- Create a link to the video rather than embedding it into web pages
- Add a link to the media player download
- Add an additional link to the text transcript
- The page should provide alternative links to the Image Map
- The <area> tags must contain an alt attribute
- Data tables have the column and row headers appropriately identified (using the <th> tag)
- Tables used strictly for layout purposes do NOT have header rows or columns
- Table cells are associated with the appropriate headers (e.g. with the id, headers, scope and/or axis HTML attributes)
- Make sure the page does not contain repeatedly flashing images
- Check to make sure the page does not contain a strobe effect
- A link is provided to a disability-accessible page where the plug-in can be downloaded
- All Java applets, scripts and plug-ins (including Acrobat PDF files and PowerPoint files, etc.) and the content within them are accessible to assistive technologies, or else an alternative means of accessing equivalent content is provided
- When form controls are text input fields use the LABEL element
- When text is not available use the title attribute
- Include any special instructions within field labels
- Make sure that form fields are in a logical tab order
- Include a ‘Skip Navigation’ button to help those using text readers
(Courtesy U.S. Department of Health and Human Services)
If the site meets all these criteria, it is likely ADA accessible.
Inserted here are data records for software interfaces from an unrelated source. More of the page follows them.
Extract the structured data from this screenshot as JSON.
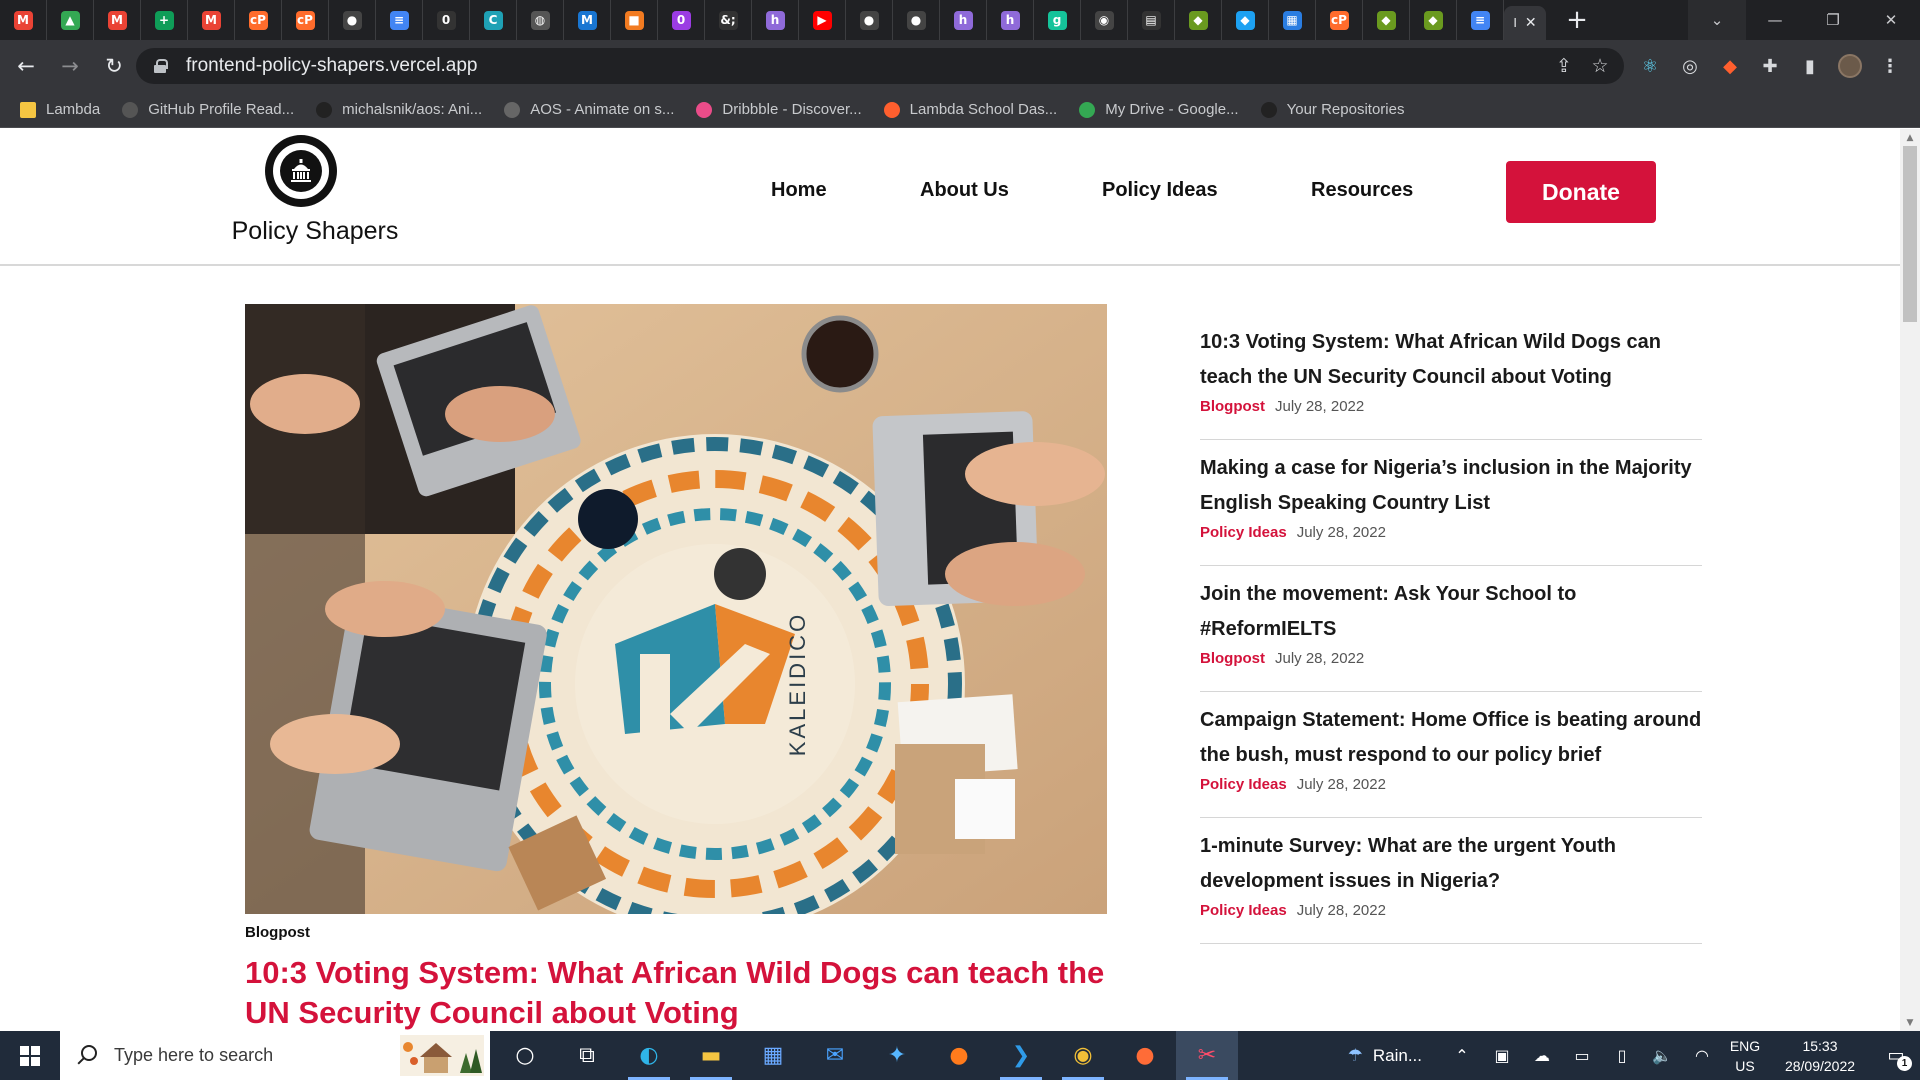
{
  "browser": {
    "tabs": [
      {
        "icon": "gmail-icon",
        "glyph": "M",
        "color": "#ea4335"
      },
      {
        "icon": "google-drive-icon",
        "glyph": "▲",
        "color": "#34a853"
      },
      {
        "icon": "gmail-icon",
        "glyph": "M",
        "color": "#ea4335"
      },
      {
        "icon": "google-sheets-icon",
        "glyph": "+",
        "color": "#0f9d58"
      },
      {
        "icon": "gmail-icon",
        "glyph": "M",
        "color": "#ea4335"
      },
      {
        "icon": "cpanel-icon",
        "glyph": "cP",
        "color": "#ff6c2c"
      },
      {
        "icon": "cpanel-icon",
        "glyph": "cP",
        "color": "#ff6c2c"
      },
      {
        "icon": "github-icon",
        "glyph": "●",
        "color": "#444"
      },
      {
        "icon": "google-docs-icon",
        "glyph": "≡",
        "color": "#4285f4"
      },
      {
        "icon": "notion-icon",
        "glyph": "0",
        "color": "#333"
      },
      {
        "icon": "codewars-icon",
        "glyph": "C",
        "color": "#1fa1b5"
      },
      {
        "icon": "globe-icon",
        "glyph": "◍",
        "color": "#555"
      },
      {
        "icon": "mui-icon",
        "glyph": "M",
        "color": "#1976d2"
      },
      {
        "icon": "package-icon",
        "glyph": "■",
        "color": "#f27b21"
      },
      {
        "icon": "shield-icon",
        "glyph": "0",
        "color": "#9b3ce3"
      },
      {
        "icon": "html-entity-icon",
        "glyph": "&;",
        "color": "#333"
      },
      {
        "icon": "hashnode-icon",
        "glyph": "h",
        "color": "#8f6ad9"
      },
      {
        "icon": "youtube-icon",
        "glyph": "▶",
        "color": "#ff0000"
      },
      {
        "icon": "github-icon",
        "glyph": "●",
        "color": "#444"
      },
      {
        "icon": "github-icon",
        "glyph": "●",
        "color": "#444"
      },
      {
        "icon": "hashnode-icon",
        "glyph": "h",
        "color": "#8f6ad9"
      },
      {
        "icon": "hashnode-icon",
        "glyph": "h",
        "color": "#8f6ad9"
      },
      {
        "icon": "grammarly-icon",
        "glyph": "g",
        "color": "#15c39a"
      },
      {
        "icon": "omnibus-icon",
        "glyph": "◉",
        "color": "#444"
      },
      {
        "icon": "reader-icon",
        "glyph": "▤",
        "color": "#333"
      },
      {
        "icon": "jobberman-icon",
        "glyph": "◆",
        "color": "#6a9a1f"
      },
      {
        "icon": "twitter-icon",
        "glyph": "◆",
        "color": "#1da1f2"
      },
      {
        "icon": "grid-icon",
        "glyph": "▦",
        "color": "#2a7de1"
      },
      {
        "icon": "cpanel-icon",
        "glyph": "cP",
        "color": "#ff6c2c"
      },
      {
        "icon": "jobberman-icon",
        "glyph": "◆",
        "color": "#6a9a1f"
      },
      {
        "icon": "jobberman-icon",
        "glyph": "◆",
        "color": "#6a9a1f"
      },
      {
        "icon": "google-docs-icon",
        "glyph": "≡",
        "color": "#4285f4"
      }
    ],
    "active_tab_glyph": "I",
    "close_glyph": "✕",
    "new_tab_glyph": "+",
    "url": "frontend-policy-shapers.vercel.app",
    "bookmarks": [
      {
        "label": "Lambda",
        "icon": "folder-icon",
        "color": "#f5c542"
      },
      {
        "label": "GitHub Profile Read...",
        "icon": "mdg-icon",
        "color": "#555"
      },
      {
        "label": "michalsnik/aos: Ani...",
        "icon": "github-icon",
        "color": "#222"
      },
      {
        "label": "AOS - Animate on s...",
        "icon": "globe-icon",
        "color": "#666"
      },
      {
        "label": "Dribbble - Discover...",
        "icon": "dribbble-icon",
        "color": "#ea4c89"
      },
      {
        "label": "Lambda School Das...",
        "icon": "lambda-icon",
        "color": "#ff5f2e"
      },
      {
        "label": "My Drive - Google...",
        "icon": "google-drive-icon",
        "color": "#34a853"
      },
      {
        "label": "Your Repositories",
        "icon": "github-icon",
        "color": "#222"
      }
    ]
  },
  "site": {
    "brand": "Policy Shapers",
    "nav": [
      {
        "label": "Home",
        "name": "nav-home"
      },
      {
        "label": "About Us",
        "name": "nav-about-us"
      },
      {
        "label": "Policy Ideas",
        "name": "nav-policy-ideas"
      },
      {
        "label": "Resources",
        "name": "nav-resources"
      }
    ],
    "donate_label": "Donate",
    "accent_color": "#d4123b",
    "hero": {
      "category": "Blogpost",
      "title": "10:3 Voting System: What African Wild Dogs can teach the UN Security Council about Voting",
      "image_text": "KALEIDICO"
    },
    "posts": [
      {
        "title": "10:3 Voting System: What African Wild Dogs can teach the UN Security Council about Voting",
        "category": "Blogpost",
        "date": "July 28, 2022"
      },
      {
        "title": "Making a case for Nigeria’s inclusion in the Majority English Speaking Country List",
        "category": "Policy Ideas",
        "date": "July 28, 2022"
      },
      {
        "title": "Join the movement: Ask Your School to #ReformIELTS",
        "category": "Blogpost",
        "date": "July 28, 2022"
      },
      {
        "title": "Campaign Statement: Home Office is beating around the bush, must respond to our policy brief",
        "category": "Policy Ideas",
        "date": "July 28, 2022"
      },
      {
        "title": "1-minute Survey: What are the urgent Youth development issues in Nigeria?",
        "category": "Policy Ideas",
        "date": "July 28, 2022"
      }
    ]
  },
  "taskbar": {
    "search_placeholder": "Type here to search",
    "weather": "Rain...",
    "lang_top": "ENG",
    "lang_bottom": "US",
    "time": "15:33",
    "date": "28/09/2022",
    "notification_count": "1",
    "apps": [
      {
        "name": "cortana-icon",
        "glyph": "○"
      },
      {
        "name": "task-view-icon",
        "glyph": "⧉"
      },
      {
        "name": "edge-icon",
        "glyph": "◐"
      },
      {
        "name": "file-explorer-icon",
        "glyph": "▬"
      },
      {
        "name": "microsoft-store-icon",
        "glyph": "▦"
      },
      {
        "name": "mail-icon",
        "glyph": "✉"
      },
      {
        "name": "safari-icon",
        "glyph": "✦"
      },
      {
        "name": "firefox-icon",
        "glyph": "●"
      },
      {
        "name": "vscode-icon",
        "glyph": "❯"
      },
      {
        "name": "chrome-icon",
        "glyph": "◉"
      },
      {
        "name": "postman-icon",
        "glyph": "●"
      },
      {
        "name": "snipping-tool-icon",
        "glyph": "✂"
      }
    ]
  }
}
The best test is to obtain feedback on the site’s ease of use from people who are blind, deaf, and have mobility disabilities, then address their feedback with site improvements.
Web developers need to keep this in mind when creating websites. The best screen readers use naturalized voices and alter tone and inflection based on HTML tags, so choose layout elements carefully. It is also important to keep in mind that navigation is significantly slower when using a screen reader than it is for sighted people. Sighted people don’t have to wait for the reader to get to the link we want, unlike an ADA compliant menus. Minimizing graphics also helps shorten reading times and speed navigation for disabled users.
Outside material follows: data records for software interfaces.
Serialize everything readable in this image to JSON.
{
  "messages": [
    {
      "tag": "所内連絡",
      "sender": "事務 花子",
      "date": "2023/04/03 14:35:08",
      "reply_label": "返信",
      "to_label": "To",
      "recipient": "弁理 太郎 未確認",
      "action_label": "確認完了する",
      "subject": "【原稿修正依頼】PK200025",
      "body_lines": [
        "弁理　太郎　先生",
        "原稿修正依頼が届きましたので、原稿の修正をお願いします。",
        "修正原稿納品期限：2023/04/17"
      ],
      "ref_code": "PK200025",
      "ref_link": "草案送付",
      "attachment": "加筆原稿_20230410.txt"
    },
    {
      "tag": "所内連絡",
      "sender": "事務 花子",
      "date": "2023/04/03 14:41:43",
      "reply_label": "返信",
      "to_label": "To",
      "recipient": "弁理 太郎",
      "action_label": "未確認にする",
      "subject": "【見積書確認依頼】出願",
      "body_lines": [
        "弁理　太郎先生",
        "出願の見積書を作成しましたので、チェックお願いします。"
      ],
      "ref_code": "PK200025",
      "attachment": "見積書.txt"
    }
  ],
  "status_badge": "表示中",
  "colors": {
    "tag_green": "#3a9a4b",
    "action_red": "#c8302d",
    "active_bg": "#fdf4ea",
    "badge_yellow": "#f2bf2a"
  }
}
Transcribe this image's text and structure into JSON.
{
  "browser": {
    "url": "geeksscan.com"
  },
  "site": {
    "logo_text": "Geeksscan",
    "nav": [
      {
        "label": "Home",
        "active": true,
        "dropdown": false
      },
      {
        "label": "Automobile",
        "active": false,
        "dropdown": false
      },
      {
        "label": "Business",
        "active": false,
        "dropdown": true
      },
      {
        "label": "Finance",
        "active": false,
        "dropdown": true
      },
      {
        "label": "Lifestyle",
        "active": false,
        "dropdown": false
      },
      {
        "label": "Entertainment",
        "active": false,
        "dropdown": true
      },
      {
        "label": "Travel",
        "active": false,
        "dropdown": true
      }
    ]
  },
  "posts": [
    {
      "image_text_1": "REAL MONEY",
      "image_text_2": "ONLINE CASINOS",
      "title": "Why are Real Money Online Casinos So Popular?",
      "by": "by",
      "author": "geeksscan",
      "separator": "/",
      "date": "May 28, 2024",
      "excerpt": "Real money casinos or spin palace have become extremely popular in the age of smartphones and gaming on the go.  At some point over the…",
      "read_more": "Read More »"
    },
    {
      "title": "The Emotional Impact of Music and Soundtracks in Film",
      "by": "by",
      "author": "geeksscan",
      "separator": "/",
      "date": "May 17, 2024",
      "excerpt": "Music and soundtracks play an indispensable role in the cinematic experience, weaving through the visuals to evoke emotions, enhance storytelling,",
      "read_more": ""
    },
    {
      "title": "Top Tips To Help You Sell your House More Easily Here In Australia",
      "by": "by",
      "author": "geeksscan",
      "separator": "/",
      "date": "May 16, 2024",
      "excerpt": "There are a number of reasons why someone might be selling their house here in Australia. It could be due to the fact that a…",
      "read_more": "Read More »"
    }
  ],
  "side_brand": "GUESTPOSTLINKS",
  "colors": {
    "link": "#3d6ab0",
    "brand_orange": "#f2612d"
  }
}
4 Principles of ADA Compliance
The four principles involved are that websites must be perceivable, operable, understandable, and robust, or POUR. Within each principle are guidelines, and within each guideline are techniques and failure examples.
Here’s a list directly from W3C and WAI:
- Provide text alternatives for non-text content.
- Provide captions and other alternatives for multimedia.
- Create content that can be presented in different ways,
including by assistive technologies, without losing meaning.
- Make it easier for users to see and hear content.
- Make all functionality available from a keyboard.
- Give users enough time to read and use content.
- Do not use content that causes seizures.
- Help users navigate and find content.
- Make text readable and understandable.
- Make content appear and operate in predictable ways.
- Help users avoid and correct mistakes.
- Maximize compatibility with current and future user tools.
What Businesses Need to Have an ADA Compliant Website?
Any business that is considered a “place of public accommodation” is required to provide equal access to services under the nondiscrimination requirements of Title III of ADA. When you look at the guidelines closely, this includes hotels, entertainment venues, legal and accounting firms, retail stores, and virtually every business that is not a private club, including businesses that exist solely on the web.
The Department of Justice (DOJ) has specifically stated in rulings that websites should be designed so they are accessible to individuals who have vision, hearing, and physical disabilities. There’s a growing body of case law where the DOJ required companies to provide an ADA compliant website and levied hefty penalties when sites failed to measure up.
And ADA compliance isn’t limited to websites. A recent ruling against an online grocery delivery company established the need for mobile apps to meet similar accessibility standards. Businesses need to consider every aspect of their web presence to ensure they are providing an exceptional user experience with access for all.
While there are legal considerations that make having an ADA compliant website a solid business decision, it’s also just a matter of good customer relations.